* **Description of the task**
Would you filter the listing below so that only lines with the word "name" remain?

* **Provided information**
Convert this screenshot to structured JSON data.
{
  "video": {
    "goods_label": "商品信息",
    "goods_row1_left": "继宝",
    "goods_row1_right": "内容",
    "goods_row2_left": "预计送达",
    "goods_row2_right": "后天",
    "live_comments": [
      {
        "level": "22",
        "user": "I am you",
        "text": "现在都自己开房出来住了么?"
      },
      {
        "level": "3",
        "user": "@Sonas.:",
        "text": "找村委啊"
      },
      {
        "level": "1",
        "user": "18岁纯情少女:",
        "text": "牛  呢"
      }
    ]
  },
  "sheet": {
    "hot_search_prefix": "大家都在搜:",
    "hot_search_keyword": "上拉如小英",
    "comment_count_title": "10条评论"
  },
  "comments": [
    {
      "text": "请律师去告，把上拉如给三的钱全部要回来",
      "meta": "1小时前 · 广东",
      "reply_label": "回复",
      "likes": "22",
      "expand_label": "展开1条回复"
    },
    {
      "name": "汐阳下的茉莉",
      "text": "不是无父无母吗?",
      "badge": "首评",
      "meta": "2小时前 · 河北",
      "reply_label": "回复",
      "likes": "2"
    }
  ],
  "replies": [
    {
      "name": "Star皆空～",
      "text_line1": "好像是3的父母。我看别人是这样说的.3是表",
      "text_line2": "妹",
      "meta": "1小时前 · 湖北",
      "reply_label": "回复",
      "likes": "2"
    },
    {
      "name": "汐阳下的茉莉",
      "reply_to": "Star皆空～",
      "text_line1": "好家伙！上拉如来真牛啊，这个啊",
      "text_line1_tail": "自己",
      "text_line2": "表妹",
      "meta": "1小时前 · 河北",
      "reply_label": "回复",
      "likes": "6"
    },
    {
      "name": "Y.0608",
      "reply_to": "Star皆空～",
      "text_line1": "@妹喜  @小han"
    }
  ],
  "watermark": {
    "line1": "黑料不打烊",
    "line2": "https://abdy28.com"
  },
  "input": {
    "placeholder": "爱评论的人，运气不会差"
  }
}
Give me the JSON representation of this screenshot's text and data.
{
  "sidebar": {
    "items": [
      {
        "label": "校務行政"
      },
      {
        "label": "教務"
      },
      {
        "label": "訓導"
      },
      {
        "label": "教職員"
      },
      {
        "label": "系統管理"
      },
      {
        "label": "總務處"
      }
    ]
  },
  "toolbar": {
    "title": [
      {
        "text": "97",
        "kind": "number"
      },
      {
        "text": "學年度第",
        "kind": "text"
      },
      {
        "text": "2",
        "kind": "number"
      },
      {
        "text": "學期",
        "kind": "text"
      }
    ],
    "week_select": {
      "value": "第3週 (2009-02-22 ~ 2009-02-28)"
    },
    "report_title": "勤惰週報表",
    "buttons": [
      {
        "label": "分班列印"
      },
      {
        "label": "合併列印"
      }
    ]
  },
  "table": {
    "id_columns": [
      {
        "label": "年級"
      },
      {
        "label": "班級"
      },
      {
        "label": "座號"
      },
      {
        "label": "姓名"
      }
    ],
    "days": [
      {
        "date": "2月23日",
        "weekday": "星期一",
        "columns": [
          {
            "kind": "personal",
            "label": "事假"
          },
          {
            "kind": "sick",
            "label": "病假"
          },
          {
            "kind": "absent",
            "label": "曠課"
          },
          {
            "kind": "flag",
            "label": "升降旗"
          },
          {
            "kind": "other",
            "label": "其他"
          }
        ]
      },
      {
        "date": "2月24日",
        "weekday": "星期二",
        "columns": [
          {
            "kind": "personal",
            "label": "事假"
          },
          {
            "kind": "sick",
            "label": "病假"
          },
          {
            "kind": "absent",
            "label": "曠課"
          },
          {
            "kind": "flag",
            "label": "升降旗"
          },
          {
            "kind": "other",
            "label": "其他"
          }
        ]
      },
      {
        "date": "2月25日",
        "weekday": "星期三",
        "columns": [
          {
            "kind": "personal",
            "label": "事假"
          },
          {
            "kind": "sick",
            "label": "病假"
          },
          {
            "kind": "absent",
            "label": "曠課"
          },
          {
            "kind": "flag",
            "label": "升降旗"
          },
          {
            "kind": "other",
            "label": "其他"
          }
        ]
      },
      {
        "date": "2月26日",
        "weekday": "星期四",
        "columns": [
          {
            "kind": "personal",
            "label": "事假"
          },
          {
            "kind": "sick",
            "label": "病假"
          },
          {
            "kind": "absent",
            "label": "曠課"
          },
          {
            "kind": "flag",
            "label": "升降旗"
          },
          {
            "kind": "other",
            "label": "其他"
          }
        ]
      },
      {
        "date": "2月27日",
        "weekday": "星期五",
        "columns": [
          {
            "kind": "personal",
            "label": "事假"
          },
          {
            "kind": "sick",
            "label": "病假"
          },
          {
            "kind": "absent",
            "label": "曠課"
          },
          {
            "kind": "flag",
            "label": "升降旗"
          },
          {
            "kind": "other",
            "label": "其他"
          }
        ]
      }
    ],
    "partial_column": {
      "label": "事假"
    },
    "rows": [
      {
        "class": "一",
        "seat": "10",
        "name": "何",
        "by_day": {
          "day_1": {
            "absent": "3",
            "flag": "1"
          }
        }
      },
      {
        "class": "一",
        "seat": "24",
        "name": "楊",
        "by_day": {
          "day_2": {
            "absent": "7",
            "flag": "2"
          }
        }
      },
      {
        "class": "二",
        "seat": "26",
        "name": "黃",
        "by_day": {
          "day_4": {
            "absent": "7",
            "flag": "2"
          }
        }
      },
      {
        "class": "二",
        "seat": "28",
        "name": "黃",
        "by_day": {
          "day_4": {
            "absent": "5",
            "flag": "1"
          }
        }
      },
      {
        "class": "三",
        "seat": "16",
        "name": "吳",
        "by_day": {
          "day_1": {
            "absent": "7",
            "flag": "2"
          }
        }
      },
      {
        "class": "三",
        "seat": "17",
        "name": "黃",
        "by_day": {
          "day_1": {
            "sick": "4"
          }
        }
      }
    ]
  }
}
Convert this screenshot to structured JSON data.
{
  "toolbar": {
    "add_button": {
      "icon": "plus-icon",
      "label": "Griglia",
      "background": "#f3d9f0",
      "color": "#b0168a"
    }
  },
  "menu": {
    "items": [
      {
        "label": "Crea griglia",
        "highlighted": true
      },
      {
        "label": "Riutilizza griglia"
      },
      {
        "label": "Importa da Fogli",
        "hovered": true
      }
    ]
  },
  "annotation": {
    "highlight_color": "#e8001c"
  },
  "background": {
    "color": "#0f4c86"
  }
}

* **Task solution**
      "name": "汐阳下的茉莉",
      "name": "Star皆空～",
      "name": "汐阳下的茉莉",
      "name": "Y.0608",
        "name": "何",
        "name": "楊",
        "name": "黃",
        "name": "黃",
        "name": "吳",
        "name": "黃",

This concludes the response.